This diagram asks you to consider if your subjects want to play a leadership role and also whether they are vulnerable or might be made vulnerable by the process of being in the film or appearing publicly with it.
What's your responsibility to your subjects?
'Documentary is about subjects sharing their lives. Yet we have not really examined this part of the impact campaign puzzle. For Trembling Before G-d, Rabbi Steve Greenberg, the first openly gay Orthodox rabbi and I went on a global organizing tour with the film.'
Could the subject become more of a partner in impact work? Can you ensure there is a budget in the impact work for subjects' travel, hotel, food for festivals, theatrical, non-theatrical tour. Are there speaking honorariums for them at universities or other non-theatrical screenings? How do they balance their work lives with this?
Some subjects can be great as part of the ensemble of the film, but not as effective for messaging in the campaign. How can you create different tiers of participation where, let's say, a subject goes to the premiere and does Q&A in their city, but does not come on the road. These relationships of money, press, ego and touring change after the film is finished and can be become very delicate.
If your subject is already in a leadership role:
How can the film help to propel them and their work further? Note that the focus on one individual leader, and the attention they will get from the media and audiences may cause tensions within their organisation or community.
Note also that where the film team have different (as well as similar) goals from the subject of the film, this can cause tensions over who owns the film and its message.
If your subject is an emerging leader:
Many people find the experience of becoming a spokesperson for the film propels them to become a community leader.
They discover a new role and gravitate to it.
Can you help to enable this journey for them alongside the journey of the film?
What kind of practical and emotional help do they need to do this?
Resources so that they can take the time off work or connection to organisations that they can team up with?
If your subject is vulnerable:
Trusting a filmmaker and letting them in your life is one thing, the moment that is shared with hundreds of people at the premiere can be an overwhelming. How can you protect your subjects from exposure that feels uncomfortable? Empower them but make sure that the whirlwind of the film doesn't turn their lives upside down.
You have a responsibility to vulnerable audiences too.
Your film may touch a very raw nerve for some people - perhaps because it tells the story of an experience they have recently gone through, or went through a long time ago. What have you put in place to help and guide people?
Some filmmakers have had trained counsellors at screenings, others have provided a leaflet on every chair with connections to local or national resources. If the film plays on television, work with the broadcaster on either an announcement or card afterwards or on the film's website.
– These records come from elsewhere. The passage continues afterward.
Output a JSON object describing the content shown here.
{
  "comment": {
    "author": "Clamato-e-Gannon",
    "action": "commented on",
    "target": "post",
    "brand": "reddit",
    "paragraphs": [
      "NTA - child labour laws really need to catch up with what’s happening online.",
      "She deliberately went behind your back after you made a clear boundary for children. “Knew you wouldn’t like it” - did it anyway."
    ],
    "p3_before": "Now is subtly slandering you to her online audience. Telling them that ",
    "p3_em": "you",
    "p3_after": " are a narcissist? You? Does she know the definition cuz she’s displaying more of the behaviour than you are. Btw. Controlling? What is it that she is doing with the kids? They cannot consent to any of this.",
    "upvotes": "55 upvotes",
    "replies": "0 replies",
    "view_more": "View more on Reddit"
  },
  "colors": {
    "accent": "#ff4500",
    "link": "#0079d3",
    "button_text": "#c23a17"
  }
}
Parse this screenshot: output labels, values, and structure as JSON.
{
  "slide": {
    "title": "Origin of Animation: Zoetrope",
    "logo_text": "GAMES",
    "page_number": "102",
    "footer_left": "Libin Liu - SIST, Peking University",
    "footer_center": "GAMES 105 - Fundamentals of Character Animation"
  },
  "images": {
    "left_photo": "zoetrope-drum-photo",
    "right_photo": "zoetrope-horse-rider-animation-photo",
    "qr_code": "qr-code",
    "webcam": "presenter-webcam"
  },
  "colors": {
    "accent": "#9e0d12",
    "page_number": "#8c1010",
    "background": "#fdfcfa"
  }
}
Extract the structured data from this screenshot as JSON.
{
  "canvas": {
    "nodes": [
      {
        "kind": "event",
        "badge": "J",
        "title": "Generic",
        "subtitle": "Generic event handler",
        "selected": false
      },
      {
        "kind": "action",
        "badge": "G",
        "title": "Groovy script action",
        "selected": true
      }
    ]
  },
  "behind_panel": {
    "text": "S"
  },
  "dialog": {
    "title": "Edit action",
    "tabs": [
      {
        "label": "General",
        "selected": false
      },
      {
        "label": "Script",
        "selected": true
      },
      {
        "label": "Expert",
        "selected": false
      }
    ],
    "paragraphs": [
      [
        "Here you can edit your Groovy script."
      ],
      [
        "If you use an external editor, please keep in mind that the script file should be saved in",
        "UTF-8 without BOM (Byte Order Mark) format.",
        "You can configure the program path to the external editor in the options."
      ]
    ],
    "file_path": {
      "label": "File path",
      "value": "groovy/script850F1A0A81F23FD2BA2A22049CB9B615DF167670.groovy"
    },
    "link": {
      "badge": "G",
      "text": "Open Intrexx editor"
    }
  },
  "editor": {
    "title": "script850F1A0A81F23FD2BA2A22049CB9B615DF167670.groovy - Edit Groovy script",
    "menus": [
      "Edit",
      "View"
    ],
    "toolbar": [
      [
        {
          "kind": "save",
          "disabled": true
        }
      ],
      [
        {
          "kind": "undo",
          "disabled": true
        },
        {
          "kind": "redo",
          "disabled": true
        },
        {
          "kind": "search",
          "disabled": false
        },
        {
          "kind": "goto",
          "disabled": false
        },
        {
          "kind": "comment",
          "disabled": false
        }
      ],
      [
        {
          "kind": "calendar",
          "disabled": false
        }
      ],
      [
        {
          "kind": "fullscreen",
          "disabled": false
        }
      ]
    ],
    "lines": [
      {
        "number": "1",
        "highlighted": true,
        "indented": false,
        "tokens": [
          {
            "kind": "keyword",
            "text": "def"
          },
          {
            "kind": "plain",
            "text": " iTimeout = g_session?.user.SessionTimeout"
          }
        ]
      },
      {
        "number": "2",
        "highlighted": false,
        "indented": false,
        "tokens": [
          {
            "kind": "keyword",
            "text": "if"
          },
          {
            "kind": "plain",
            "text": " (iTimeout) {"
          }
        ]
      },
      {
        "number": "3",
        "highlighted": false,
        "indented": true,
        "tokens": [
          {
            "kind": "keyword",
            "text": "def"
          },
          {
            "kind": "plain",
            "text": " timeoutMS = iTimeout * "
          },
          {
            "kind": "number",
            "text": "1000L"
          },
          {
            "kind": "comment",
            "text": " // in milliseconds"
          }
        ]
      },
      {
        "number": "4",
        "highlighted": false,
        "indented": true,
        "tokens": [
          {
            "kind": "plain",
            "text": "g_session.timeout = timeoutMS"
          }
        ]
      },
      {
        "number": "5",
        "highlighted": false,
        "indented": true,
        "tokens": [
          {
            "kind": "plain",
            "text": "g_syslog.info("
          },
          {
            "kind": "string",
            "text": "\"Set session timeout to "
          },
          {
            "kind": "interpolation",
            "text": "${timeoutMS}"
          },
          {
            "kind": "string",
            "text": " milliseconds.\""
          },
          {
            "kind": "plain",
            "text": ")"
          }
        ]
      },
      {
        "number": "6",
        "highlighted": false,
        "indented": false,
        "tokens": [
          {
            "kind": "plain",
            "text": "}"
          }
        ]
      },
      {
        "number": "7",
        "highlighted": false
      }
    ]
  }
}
Think it over.
The Private Violence team provided leaflets at screenings of their film, encouraging people to volunteer to donate items for their local refuge or shelter, as well as providing tips on what to say/not to say to those who had experienced domestic violence.
Geek Out: Ideas for further reading" %}
Wanda Bershen wrote on the subject for Documentary Magazine, a publication of the International Documentary Association.
The Center for Media &* Social Impact (formerly the Center for Social Media) interviewed filmmakers to aggregate the most common ethical challenges encountered in documentary and how they have been addressed.
Kartemquin co-founder and Artistic Director Gordon Quinn delivers examples from Hoop Dreams, Prisoner of Her Past, and The Interrupters to illustrate how filmmakers navigate the murky waters.
The annual True/False Film Festival in Columbia, Missouri, has a fund, which every year acknowledge the subjects of a film and raises money to ensure they get some material benefit for their generosity to the audience. The violence Interrupters of The Interrupters documentary have received this award.